The author cited Sens. Mitch McConnell of Kentucky and Chuck Schumer of New York as senators who deserve to be removed. But on the other hand, several giants of Congress such as Daniel Webster (1826-1850), Henry Clay (1831-1852), Tip O’Neill (1953-1987) and Everett Dirksen (1950-1974) all served for decades each.
The voters of Florida adopted term limits for state offices in 1992, which pushed many experienced leaders out of state government.
As a result, we have replaced leaders such as Reubin Askew, Lawton Chiles and Bob Graham with Anthony Sabatini, Frank Artiles, Joe Gruters, David Rivera, Randy Fine, Richard Corcoran and the ubiquitous DeSantis cabal.
What we need is for voters to limit the terms of people who are unfit to serve.
James L. Wilson, Plantation
The rule of law and speed
We need look no further than the car speeding up behind us or passing us at above the speed limit to see that we have a huge problem with respecting the “rule of law” in our country. The law is the societal glue that has held us together for a long time, but that glue is obviously losing its integrity — as can be seen on the highways.
When I was a kid, there was no better entertainment than sitting in the back seat and watching the speedometer as my Dad drove. As a physician, he understood that speeding can kill people. He knew that speed limits were set in any given spot because of the risks in that area and he had great respect for the safety of those around him. In other words, he cared.
When kids observe our speeds and compare that to posted limits that demonstrate speeding, as in breaking the law, they learn that laws don’t matter. Does anyone wonder whether such infractions could be connected to the not-so-crazy thought that our society is crumbling?
Glue counts! It starts in the back seat. Teach integrity. Obey all speed limits.
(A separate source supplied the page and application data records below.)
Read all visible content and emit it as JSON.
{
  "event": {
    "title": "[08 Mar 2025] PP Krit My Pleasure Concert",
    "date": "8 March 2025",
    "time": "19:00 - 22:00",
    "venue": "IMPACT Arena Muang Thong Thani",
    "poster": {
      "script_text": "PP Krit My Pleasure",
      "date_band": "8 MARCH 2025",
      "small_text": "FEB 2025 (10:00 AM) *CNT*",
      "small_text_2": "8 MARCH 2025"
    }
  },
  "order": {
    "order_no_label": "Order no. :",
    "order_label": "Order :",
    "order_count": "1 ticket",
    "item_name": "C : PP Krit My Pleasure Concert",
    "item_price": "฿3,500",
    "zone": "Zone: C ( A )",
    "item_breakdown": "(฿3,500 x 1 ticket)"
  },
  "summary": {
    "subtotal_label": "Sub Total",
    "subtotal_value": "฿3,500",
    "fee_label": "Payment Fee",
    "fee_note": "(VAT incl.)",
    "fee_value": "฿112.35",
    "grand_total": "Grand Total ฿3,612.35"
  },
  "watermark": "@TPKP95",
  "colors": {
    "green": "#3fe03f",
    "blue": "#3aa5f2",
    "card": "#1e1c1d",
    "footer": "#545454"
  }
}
Rick Soskis, Havana, Fla.
The pot, kettle and Trump
Reading the Sept. 4 letter to the editor from Mark Goldstein had me scratching my head while looking over both shoulders to make sure I wasn’t being punked, too. I realize he’s an avid-Trumper, but the last paragraph of his letter couldn’t have been more MAGA-diculous.
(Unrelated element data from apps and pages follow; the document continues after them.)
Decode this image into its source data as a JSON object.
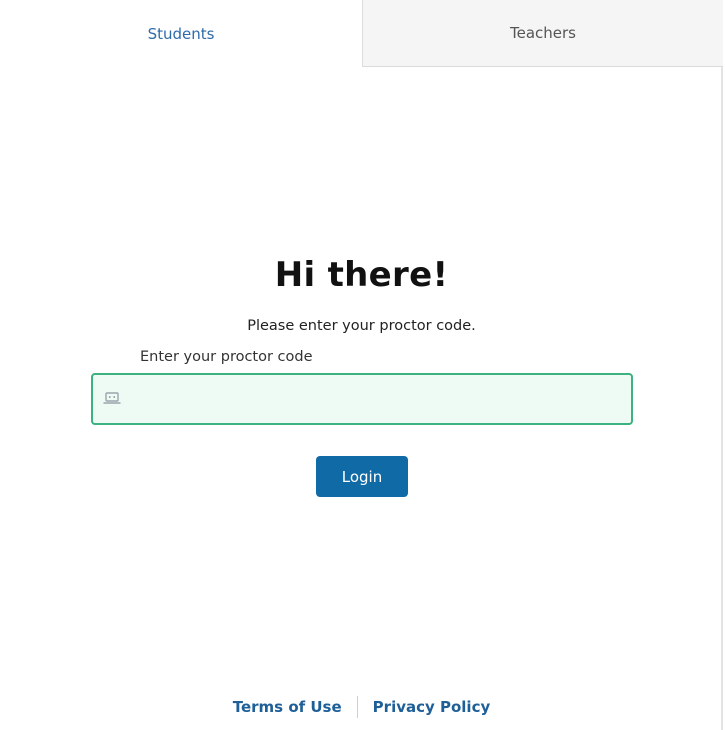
{
  "tabs": {
    "students": "Students",
    "teachers": "Teachers"
  },
  "login": {
    "title": "Hi there!",
    "subtitle": "Please enter your proctor code.",
    "field_label": "Enter your proctor code",
    "proctor_code_value": "",
    "button_label": "Login"
  },
  "footer": {
    "terms": "Terms of Use",
    "privacy": "Privacy Policy"
  },
  "icons": {
    "input_icon": "laptop-icon"
  },
  "colors": {
    "active_tab_text": "#2f6aa9",
    "input_border": "#3bb27f",
    "input_background": "#eefaf4",
    "button_background": "#0f6aa6",
    "footer_link": "#1f5f98"
  }
}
Wrapping up another anti-Biden rant, Goldstein wrote: “Can anyone seriously believe he’s up to the task? I’ll give the crazy people who voted for him the first time a pass, as so many had no idea of what they were getting. Now that we see what he has actually done and the condition of our country, there’s no excuse voting for him.”
Putting aside the whole pot and kettle thing, this is exactly what all sane Americans were saying as the 2020 presidential election approached and Trump’s Reign of Error neared its merciful demise.
Rita Ouellette, Margate
Of Lincoln and Kennedy
If the once-powerful Republican Party of Lincoln has devolved into nothingness, may I also remind the author that the Democratic Party of today nowhere resembles the Democratic Party Of Kennedy, either.
John Miller, Lighthouse Point
Kudos for Coco Gauff
I was so excited that Delray Beach teenager Coco Gauff won the Women’s Championship at the 2023 U.S. Open for her first Grand Slam title.
She defeated Aryna Sabalenka 2–6, 6–3, 6–2, to become the first American teenager to win the title since Serena Williams in 1999. What a match it was!
I think Coco Gauff is one of the greatest female tennis players of all time. Congratulations, Coco!
Paul Bacon, Hallandale Beach